A few months ago the group released two new songs online, “Never Again” and “Awaken the Dreamers”. While I thought the former was an average deathcore tune, the latter couldn’t have made me happier. The group sounded more powerful than ever, while also multiplying their melodic side two times over. The vocals seemed just as brutal as before, and the layered clean vocals in certain parts were great. It’s actually still one of my favorite songs of this year. Sadly, the rest of the album doesn’t even come close to the title track. The majority of Awaken the Dreamers is either stale, repetitive breakdowns or failed attempts at experimentation.
What’s probably the easiest thing to notice on this album is the added shredding. It’s actually impossible not to. In the album’s opening track, “When Life Meant More”, you’ll be smacked right in the face with some blazing leads that sound legitimately original the first time around. Unfortunately, you’ll get positively sick of hearing arpeggio sweeps on top of breakdowns very soon thereafter. It works in small doses, but this is about all you’ll get from Chris Storey and Ben Orum this time around. “From So Far Away” is pretty much a perfect example of said shredding, as this short instrumental is nothing more than a cry for attention with zero emotion behind it. Just because you know how to do incredibly complicated sweep patterns doesn’t mean you should use them every chance that you get. Songwriting should come first, and it really doesn't on here.
Going back to my point earlier about experimentation, there’s a few instances of it on this release. “Black Gold Reign” contains a quick burst of Halford-mocking falsetto vocals that are just as annoying as they are unnecessary. “Memories of a Glass Sanctuary” could have been a relaxing and entertaining clean interlude had the vocal tracks not shat all over said music. Hernan Hermida’s vocals on here make me appreciate the ones of The Price of Existence so much more now. The screams are average on here and fail to pack nearly as much of a punch as they previously had. And besides the clean vocals in the album’s title track, I’m not really impressed with them on anywhere else. There are also several short instrumentals found on Awaken the Dreamers that don’t really seem to serve much of a purpose to me. These interludes also throw off the flow that the album previously had going.
There’s lots of shred, there’s a few experimental moments, but it’s all rooted back in breakdowns. Breakdowns that simply cannot compete with any of the ones found on The Price of Existence.
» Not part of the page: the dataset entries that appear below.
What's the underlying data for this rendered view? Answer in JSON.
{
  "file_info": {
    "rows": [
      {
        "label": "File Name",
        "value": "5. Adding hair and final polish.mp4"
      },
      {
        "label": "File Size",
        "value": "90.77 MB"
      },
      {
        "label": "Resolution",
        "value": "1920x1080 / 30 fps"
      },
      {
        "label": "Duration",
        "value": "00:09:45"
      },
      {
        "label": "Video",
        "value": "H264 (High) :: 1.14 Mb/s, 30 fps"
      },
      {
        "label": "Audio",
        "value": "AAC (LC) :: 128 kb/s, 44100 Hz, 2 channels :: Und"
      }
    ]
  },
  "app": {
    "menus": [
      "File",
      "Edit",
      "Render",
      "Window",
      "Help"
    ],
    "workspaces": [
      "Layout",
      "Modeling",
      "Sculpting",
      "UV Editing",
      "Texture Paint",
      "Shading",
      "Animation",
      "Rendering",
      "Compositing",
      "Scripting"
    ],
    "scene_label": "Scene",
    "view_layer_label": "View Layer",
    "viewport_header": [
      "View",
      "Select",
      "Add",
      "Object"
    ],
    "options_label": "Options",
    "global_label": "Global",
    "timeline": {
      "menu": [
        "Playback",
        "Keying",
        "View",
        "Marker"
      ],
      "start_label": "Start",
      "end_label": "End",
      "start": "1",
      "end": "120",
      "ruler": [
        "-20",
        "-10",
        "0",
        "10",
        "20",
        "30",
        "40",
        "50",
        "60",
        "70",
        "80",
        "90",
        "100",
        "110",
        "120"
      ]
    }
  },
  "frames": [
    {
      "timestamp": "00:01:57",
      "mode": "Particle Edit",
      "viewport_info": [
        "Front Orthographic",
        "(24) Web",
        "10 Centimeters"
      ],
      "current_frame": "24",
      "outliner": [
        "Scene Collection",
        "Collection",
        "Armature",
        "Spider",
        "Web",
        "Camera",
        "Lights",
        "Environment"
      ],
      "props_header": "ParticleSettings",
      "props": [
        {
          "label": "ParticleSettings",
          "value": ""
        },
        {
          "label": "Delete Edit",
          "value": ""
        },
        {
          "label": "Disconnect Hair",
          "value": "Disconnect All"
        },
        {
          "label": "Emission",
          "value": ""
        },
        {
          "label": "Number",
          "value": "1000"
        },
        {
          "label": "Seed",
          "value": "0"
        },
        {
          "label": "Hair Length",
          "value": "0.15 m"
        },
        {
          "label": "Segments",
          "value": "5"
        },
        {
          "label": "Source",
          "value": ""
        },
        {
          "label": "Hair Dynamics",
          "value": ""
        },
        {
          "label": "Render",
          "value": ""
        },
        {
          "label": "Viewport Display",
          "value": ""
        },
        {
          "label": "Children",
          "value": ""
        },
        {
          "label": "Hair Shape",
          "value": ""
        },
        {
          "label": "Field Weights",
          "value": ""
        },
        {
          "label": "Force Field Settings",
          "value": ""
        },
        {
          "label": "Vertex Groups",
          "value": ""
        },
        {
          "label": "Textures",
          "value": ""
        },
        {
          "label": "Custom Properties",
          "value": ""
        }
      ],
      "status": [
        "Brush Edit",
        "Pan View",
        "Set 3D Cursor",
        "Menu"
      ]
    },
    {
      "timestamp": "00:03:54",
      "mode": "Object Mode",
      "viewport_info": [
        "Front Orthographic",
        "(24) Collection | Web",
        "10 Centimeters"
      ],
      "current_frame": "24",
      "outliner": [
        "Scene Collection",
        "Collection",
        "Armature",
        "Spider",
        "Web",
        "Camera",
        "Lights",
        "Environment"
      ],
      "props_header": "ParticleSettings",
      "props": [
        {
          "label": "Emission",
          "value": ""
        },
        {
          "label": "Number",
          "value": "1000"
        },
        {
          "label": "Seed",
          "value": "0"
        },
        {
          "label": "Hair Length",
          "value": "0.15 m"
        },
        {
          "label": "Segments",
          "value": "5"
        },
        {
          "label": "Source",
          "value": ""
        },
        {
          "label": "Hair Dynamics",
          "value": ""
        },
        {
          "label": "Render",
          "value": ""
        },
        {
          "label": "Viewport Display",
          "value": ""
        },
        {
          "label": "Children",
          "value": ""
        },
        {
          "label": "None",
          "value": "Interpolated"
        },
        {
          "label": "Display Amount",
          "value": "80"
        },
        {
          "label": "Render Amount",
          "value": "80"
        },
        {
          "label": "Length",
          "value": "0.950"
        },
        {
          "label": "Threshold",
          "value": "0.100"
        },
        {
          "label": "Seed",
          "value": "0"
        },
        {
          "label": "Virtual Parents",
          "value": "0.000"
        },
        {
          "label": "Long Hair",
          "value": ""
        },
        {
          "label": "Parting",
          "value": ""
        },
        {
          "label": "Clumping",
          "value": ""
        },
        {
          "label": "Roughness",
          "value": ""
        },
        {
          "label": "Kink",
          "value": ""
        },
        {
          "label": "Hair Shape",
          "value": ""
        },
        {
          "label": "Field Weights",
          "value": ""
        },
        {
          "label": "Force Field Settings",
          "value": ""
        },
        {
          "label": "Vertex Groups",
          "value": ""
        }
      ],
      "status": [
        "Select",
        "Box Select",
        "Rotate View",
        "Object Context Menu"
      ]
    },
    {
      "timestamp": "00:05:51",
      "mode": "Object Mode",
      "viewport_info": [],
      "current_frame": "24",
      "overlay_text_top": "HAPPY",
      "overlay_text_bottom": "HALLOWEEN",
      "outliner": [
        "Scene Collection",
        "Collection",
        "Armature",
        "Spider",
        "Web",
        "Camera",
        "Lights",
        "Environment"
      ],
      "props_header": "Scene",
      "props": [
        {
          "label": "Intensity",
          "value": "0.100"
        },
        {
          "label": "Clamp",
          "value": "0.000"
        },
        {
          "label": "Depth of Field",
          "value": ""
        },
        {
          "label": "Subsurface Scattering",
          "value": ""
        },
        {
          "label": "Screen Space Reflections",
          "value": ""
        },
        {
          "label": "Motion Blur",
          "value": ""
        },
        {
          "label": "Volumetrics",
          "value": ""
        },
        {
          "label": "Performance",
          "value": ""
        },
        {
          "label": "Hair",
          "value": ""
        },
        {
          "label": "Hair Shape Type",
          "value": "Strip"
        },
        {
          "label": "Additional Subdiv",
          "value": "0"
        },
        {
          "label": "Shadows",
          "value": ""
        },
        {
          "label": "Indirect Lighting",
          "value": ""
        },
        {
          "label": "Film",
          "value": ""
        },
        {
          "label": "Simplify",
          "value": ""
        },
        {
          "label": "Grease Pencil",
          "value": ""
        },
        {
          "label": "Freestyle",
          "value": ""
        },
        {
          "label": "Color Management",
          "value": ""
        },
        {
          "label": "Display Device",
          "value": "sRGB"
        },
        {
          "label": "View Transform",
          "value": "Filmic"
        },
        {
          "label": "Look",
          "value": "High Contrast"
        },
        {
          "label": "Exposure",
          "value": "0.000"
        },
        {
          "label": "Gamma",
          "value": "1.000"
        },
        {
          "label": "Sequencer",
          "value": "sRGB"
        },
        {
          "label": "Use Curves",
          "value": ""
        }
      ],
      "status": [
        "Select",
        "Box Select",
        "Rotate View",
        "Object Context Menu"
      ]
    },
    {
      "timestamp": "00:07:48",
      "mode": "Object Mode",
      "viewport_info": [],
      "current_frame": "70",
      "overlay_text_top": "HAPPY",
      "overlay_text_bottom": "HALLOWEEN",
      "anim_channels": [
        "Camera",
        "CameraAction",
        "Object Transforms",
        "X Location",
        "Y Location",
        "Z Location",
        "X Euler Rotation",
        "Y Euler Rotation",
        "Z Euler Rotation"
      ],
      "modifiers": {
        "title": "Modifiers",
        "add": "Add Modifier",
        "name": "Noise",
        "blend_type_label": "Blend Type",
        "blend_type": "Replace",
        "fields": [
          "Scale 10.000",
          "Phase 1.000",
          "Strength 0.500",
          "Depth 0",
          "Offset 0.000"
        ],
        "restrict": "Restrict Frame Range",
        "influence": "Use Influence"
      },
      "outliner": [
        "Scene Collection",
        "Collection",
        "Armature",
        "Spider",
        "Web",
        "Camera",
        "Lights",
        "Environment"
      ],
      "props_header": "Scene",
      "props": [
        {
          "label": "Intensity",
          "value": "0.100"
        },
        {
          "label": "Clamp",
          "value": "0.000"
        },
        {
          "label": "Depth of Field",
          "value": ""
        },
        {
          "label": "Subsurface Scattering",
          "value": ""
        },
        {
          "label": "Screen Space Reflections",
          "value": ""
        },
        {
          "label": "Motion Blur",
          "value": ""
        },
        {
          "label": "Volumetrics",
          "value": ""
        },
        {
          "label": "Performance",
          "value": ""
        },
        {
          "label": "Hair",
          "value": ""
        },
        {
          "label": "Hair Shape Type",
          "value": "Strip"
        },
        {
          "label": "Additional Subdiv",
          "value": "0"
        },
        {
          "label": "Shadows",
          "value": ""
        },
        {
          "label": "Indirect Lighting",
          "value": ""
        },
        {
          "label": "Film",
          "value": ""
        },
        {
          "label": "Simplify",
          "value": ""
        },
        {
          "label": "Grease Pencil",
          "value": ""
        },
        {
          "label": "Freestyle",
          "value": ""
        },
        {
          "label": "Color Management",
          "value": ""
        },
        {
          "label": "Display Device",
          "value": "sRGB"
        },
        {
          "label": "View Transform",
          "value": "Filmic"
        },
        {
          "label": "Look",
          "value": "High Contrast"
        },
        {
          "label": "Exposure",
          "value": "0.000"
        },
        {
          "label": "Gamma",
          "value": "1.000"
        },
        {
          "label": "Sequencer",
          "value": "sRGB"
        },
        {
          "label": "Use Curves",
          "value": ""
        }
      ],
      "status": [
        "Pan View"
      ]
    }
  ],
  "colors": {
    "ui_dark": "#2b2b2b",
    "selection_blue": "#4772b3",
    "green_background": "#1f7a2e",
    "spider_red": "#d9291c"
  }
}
This release really shoots itself in the foot by repeating itself too many times and forgetting what had made their past songs so great. The added melodies in past songs like “Day of Justice” are for the most part a distant memory and now blend in with the rest of your chug-a-lug copycats. It’s such a letdown knowing that a band that once was loaded with potential basically spits in your face.
This review may come across as overly harsh, and that’s simply because it’s much easier to point out Awaken the Dreamer’s faults rather than enjoy the occasional greatness the album has. There are very catchy and technical riffs every now and then, and the rhythm section is consistently tight. Sadly, these things are rarely, if ever, the focus of the album, and so the entirety of this release suffers for it.
All of the ingredients for greatness are there, the band just hasn’t fully realized their potential just yet. If All Shall Perish can combine the songwriting of their past with their current musicality, we’ll have the makings of a true deathcore classic. It just hasn’t happened yet.